The hemolytic uremic syndrome (HUS) is the most common cause of acute renal failure in children. The role of a verocytotoxin (VT)-producing Escherichia coli has been strongly implicated in the epidemic form of HUS. Although direct toxicity of VT on glomerular endothelial cells has been demonstrated, it remained still unclear how the VT is transported from the intestine to the target organs. In this study we demonstrate that VT, when incubated in whole blood, binds rapidly and completely to human polymorphonuclear leukocytes (PMNs) and not to other components of blood. Binding studies with (125)I-VT-1 showed a single class of binding sites on freshly isolated, nonstimulated human PMNs. The K(d) of VT-binding to PMNs was 10(-8) mol/L, 100-fold less than that of the VT-receptor globotriaosylceramide. On incubation of VT-preloaded PMNs with human glomerular microvascular endothelial cells (GMVECs), transfer of VT-1 to the endothelial cells occurred. Incubation of nonstimulated GMVECs with VT-preloaded PMNs, but not with PMNs or VT-1 alone, caused inhibition of protein synthesis and cell death. Our data are in concert with a role of PMNs in the transfer of VT from the intestine to the kidney endothelium. This transfer occurs by selective binding to a specific receptor on PMNs and subsequent passing of the ligand VT to the VT-receptor on GMVECs, which causes cell damage. This new mechanism further underpins the important role of PMNs in HUS.

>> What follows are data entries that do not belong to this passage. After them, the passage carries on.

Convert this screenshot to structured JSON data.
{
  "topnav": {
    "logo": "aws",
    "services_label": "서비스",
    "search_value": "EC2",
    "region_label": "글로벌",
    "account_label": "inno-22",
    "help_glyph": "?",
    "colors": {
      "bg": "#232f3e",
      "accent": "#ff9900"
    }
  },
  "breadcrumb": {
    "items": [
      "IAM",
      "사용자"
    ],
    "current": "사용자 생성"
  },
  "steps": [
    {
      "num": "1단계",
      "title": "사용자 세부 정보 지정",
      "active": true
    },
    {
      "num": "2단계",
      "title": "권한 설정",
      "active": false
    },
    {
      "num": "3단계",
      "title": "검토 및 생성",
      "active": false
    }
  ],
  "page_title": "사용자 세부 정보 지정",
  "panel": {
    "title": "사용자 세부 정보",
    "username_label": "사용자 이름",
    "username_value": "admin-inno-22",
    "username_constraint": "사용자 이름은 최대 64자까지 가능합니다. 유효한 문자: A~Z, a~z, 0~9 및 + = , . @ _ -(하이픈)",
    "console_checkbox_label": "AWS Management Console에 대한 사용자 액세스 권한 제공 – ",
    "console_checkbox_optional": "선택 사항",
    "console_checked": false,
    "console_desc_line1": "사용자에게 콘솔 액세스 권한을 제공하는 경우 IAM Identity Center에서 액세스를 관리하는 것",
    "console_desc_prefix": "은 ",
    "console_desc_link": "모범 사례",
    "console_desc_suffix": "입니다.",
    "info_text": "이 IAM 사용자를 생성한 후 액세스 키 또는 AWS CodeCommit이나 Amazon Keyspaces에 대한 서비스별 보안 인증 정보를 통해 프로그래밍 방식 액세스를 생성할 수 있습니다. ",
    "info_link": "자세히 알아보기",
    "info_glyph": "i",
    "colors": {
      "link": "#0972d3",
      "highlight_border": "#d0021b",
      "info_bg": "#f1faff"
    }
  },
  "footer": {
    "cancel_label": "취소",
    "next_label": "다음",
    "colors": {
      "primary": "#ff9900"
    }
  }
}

All material on this website is protected by copyright, Copyright © 1994-2024 by WebMD LLC.
This website also contains material copyrighted by 3rd parties.
Your Privacy Choices